Look for signs like vomiting, diarrhea, and incoordination. If your pet is unable to walk normally, can't focus, and frankly, looks a little drunk while they're getting from point A to point B, it's probably from the paint fumes. Additionally, your pup might face things like system depression, lethargy, weakness, difficulty breathing, and tremors.

Body Language

Signs your dog might be affected by paint fumes or paint ingestion include:

  • Shaking
  • Cowering
  • Panting
  • Weakness
  • Tail Tucking
  • Pupils Dilated
  • Whale Eye
  • Sleepiness

Other Signs

Here are a few other signs that the paint you're using is affecting your dog:

  • Vomiting
  • Drunk Walking
  • Confusion
  • Incoordination
  • Diarrhea

The History of Paint


Paint is best known as the group of emulsions that consist of pigments in liquid that help with design, protective coatings, and giving your house a splash of much-needed color. But did you know that paint, made up of chemicals and toxins, has had a long, complicated history? Paint, though still not a great thing to smell or ingest, used to be much more dangerous than it is now. 

Initially paint pigments were made with lead, a type of paint that is illegal to use now because of numerous case of paint chips (which were eaten by children) causing mental retardation, death, and other ailments. The Consumer Product Safety Commission banned the use of lead in consumer paint in 1978, making paint much safer. Still, paints contain VCOs, something we'll dive into in a moment, which can make them dangerous to inhale and accidentally ingest.

The Science of Paint Being Bad for Dogs


Most types of paints are toxic for your dog because they contain harsh, poisonous chemicals that will not digest properly in your dog's system. One of the most dangerous paints is lead paint, but other types of paint also can cause irritation to your dog's systems. 
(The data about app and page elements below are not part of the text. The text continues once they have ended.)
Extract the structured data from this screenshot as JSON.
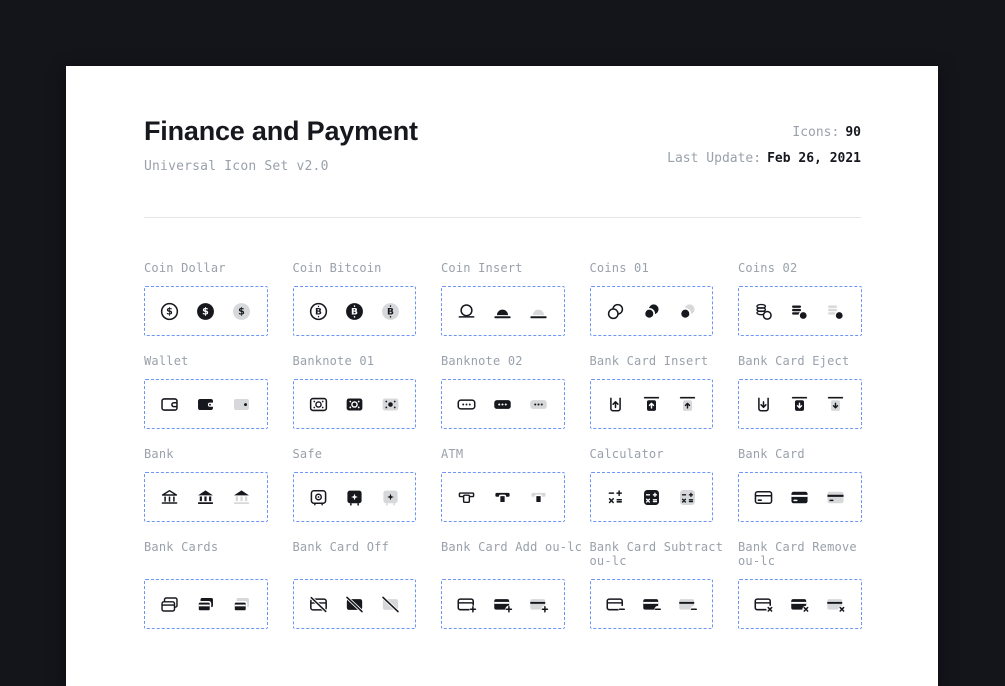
{
  "page": {
    "title": "Finance and Payment",
    "subtitle": "Universal Icon Set v2.0",
    "meta": {
      "icons_label": "Icons:",
      "icons_count": "90",
      "last_update_label": "Last Update:",
      "last_update_value": "Feb 26, 2021"
    }
  },
  "colors": {
    "frame_background": "#14151b",
    "card_background": "#ffffff",
    "icon_ink": "#16181e",
    "duotone_gray": "#d7d8da",
    "label_gray": "#9aa1ab",
    "dashed_border_blue": "#6d95f6",
    "divider": "#e5e6e8"
  },
  "variants": [
    "outline",
    "filled",
    "duotone"
  ],
  "groups": [
    {
      "label": "Coin Dollar",
      "icons": [
        "coin-dollar-outline",
        "coin-dollar-filled",
        "coin-dollar-duotone"
      ]
    },
    {
      "label": "Coin Bitcoin",
      "icons": [
        "coin-bitcoin-outline",
        "coin-bitcoin-filled",
        "coin-bitcoin-duotone"
      ]
    },
    {
      "label": "Coin Insert",
      "icons": [
        "coin-insert-outline",
        "coin-insert-filled",
        "coin-insert-duotone"
      ]
    },
    {
      "label": "Coins 01",
      "icons": [
        "coins-01-outline",
        "coins-01-filled",
        "coins-01-duotone"
      ]
    },
    {
      "label": "Coins 02",
      "icons": [
        "coins-02-outline",
        "coins-02-filled",
        "coins-02-duotone"
      ]
    },
    {
      "label": "Wallet",
      "icons": [
        "wallet-outline",
        "wallet-filled",
        "wallet-duotone"
      ]
    },
    {
      "label": "Banknote 01",
      "icons": [
        "banknote-01-outline",
        "banknote-01-filled",
        "banknote-01-duotone"
      ]
    },
    {
      "label": "Banknote 02",
      "icons": [
        "banknote-02-outline",
        "banknote-02-filled",
        "banknote-02-duotone"
      ]
    },
    {
      "label": "Bank Card Insert",
      "icons": [
        "bank-card-insert-outline",
        "bank-card-insert-filled",
        "bank-card-insert-duotone"
      ]
    },
    {
      "label": "Bank Card Eject",
      "icons": [
        "bank-card-eject-outline",
        "bank-card-eject-filled",
        "bank-card-eject-duotone"
      ]
    },
    {
      "label": "Bank",
      "icons": [
        "bank-outline",
        "bank-filled",
        "bank-duotone"
      ]
    },
    {
      "label": "Safe",
      "icons": [
        "safe-outline",
        "safe-filled",
        "safe-duotone"
      ]
    },
    {
      "label": "ATM",
      "icons": [
        "atm-outline",
        "atm-filled",
        "atm-duotone"
      ]
    },
    {
      "label": "Calculator",
      "icons": [
        "calculator-outline",
        "calculator-filled",
        "calculator-duotone"
      ]
    },
    {
      "label": "Bank Card",
      "icons": [
        "bank-card-outline",
        "bank-card-filled",
        "bank-card-duotone"
      ]
    },
    {
      "label": "Bank Cards",
      "icons": [
        "bank-cards-outline",
        "bank-cards-filled",
        "bank-cards-duotone"
      ]
    },
    {
      "label": "Bank Card Off",
      "icons": [
        "bank-card-off-outline",
        "bank-card-off-filled",
        "bank-card-off-duotone"
      ]
    },
    {
      "label": "Bank Card Add ou-lc",
      "icons": [
        "bank-card-add-outline",
        "bank-card-add-filled",
        "bank-card-add-duotone"
      ]
    },
    {
      "label": "Bank Card Subtract ou-lc",
      "icons": [
        "bank-card-subtract-outline",
        "bank-card-subtract-filled",
        "bank-card-subtract-duotone"
      ]
    },
    {
      "label": "Bank Card Remove ou-lc",
      "icons": [
        "bank-card-remove-outline",
        "bank-card-remove-filled",
        "bank-card-remove-duotone"
      ]
    }
  ]
}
Paint contains chemicals called VOCs, or volatile organic compounds,  and they are released into the air as you paint. These VOCs are dangerous because they are known carcinogens, which have been linked to cancer. Another reason these VOCs are dangerous is because they contain other chemicals like benzene, methylene chloride, and more.

Training Your Dog to Leave Paint Be


When it comes to painting and your pup, a lot of the training is going to come down to you and how you handle the process. While you should train your dog to listen to basic obedience commands like "no," "stay," and "leave it," there's going to be a lot more factors when it comes down to it. 

For example, never leave paint trays or open cans of paint laying around. Your dog, who can definitely smell the paint, will be attracted to the strong smell and likely will want to sniff, lick, and inhale the paint. Additionally, during the painting process, make sure your dog is either outside or in a different, ventilated room and cannot access the paint.

Both ingesting the paint and smelling the fumes can be very dangerous for your dog, so keeping them away from your paint project is going to be vital. That being said, make sure you've trained your dog to feel comfortable in their crate or in their special room so they don't take on any destructive behaviors while you have them secured away during your project. Additionally, you must make sure you have windows and doors open while you're painting in order to keep your dog away from the harmful fumes.

Have questions or concerns about your pet?

Chat with a veterinary professional in the Wag! app 24/7.

Get Vet Chat

Safety Tips for Pets Around Paint:

  1. Leave your dog outside while you paint.
  2. Look for dog-friendly paint options that won't hurt your pup if digested by accident.
  3. talk about precautions with your vet.
  4. keep your dog outside or in their crate while your paint is drying.
  5. Make sure you open and windows and doors while you paint to fan the fumes out.
  6. !do not allow your dog to smell the paint.

By a Great Dane lover Hanna Marcus

Published: 04/27/2018, edited: 04/06/2020

Wag! Specialist
Does your pet have a supplement plan?

Learn more in the Wag! app

Five starsFive starsFive starsFive starsFive stars

43k+ reviews


© 2023 Wag Labs, Inc. All rights reserved.